(Entries from a dataset of interfaces)
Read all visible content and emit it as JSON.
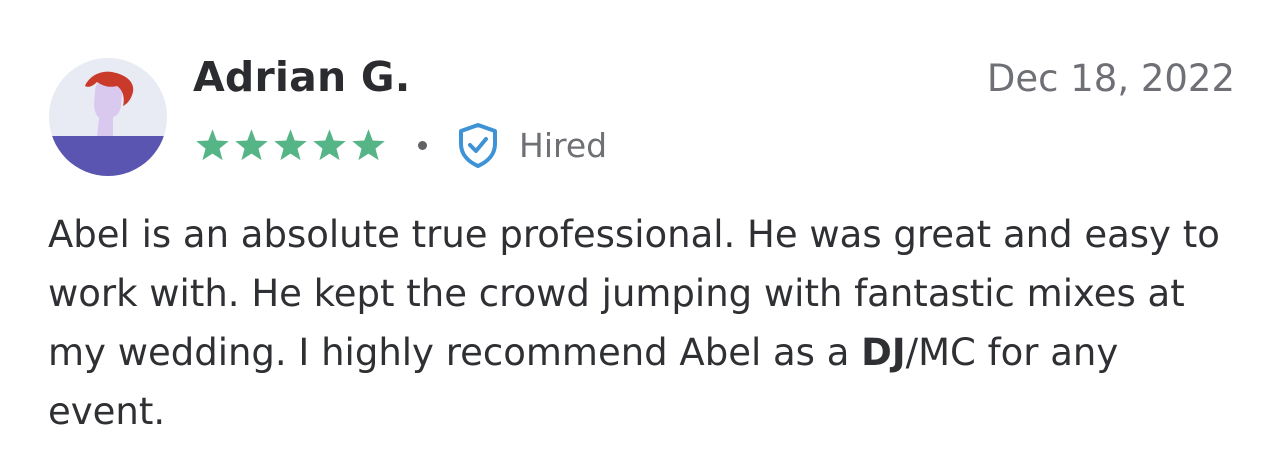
{
  "review": {
    "reviewer_name": "Adrian G.",
    "date": "Dec 18, 2022",
    "rating": 5,
    "rating_max": 5,
    "badge_label": "Hired",
    "body_before": "Abel is an absolute true professional. He was great and easy to work with. He kept the crowd jumping with fantastic mixes at my wedding. I highly recommend Abel as a ",
    "body_bold": "DJ",
    "body_after": "/MC for any event."
  },
  "icons": {
    "avatar": "default-user-avatar",
    "star": "star-icon",
    "badge": "shield-check-icon"
  },
  "colors": {
    "star": "#56b587",
    "shield": "#3d93d6",
    "name": "#2b2c2f",
    "muted": "#6e7075",
    "avatar_base": "#5a55b0",
    "avatar_hair": "#c93a2b"
  }
}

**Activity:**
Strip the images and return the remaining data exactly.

**Response:**
Read all visible content and emit it as JSON.
{
  "review": {
    "reviewer_name": "Adrian G.",
    "date": "Dec 18, 2022",
    "rating": 5,
    "rating_max": 5,
    "badge_label": "Hired",
    "body_before": "Abel is an absolute true professional. He was great and easy to work with. He kept the crowd jumping with fantastic mixes at my wedding. I highly recommend Abel as a ",
    "body_bold": "DJ",
    "body_after": "/MC for any event."
  },
  "icons": {
    "avatar": "default-user-avatar",
    "star": "star-icon",
    "badge": "shield-check-icon"
  },
  "colors": {
    "star": "#56b587",
    "shield": "#3d93d6",
    "name": "#2b2c2f",
    "muted": "#6e7075",
    "avatar_base": "#5a55b0",
    "avatar_hair": "#c93a2b"
  }
}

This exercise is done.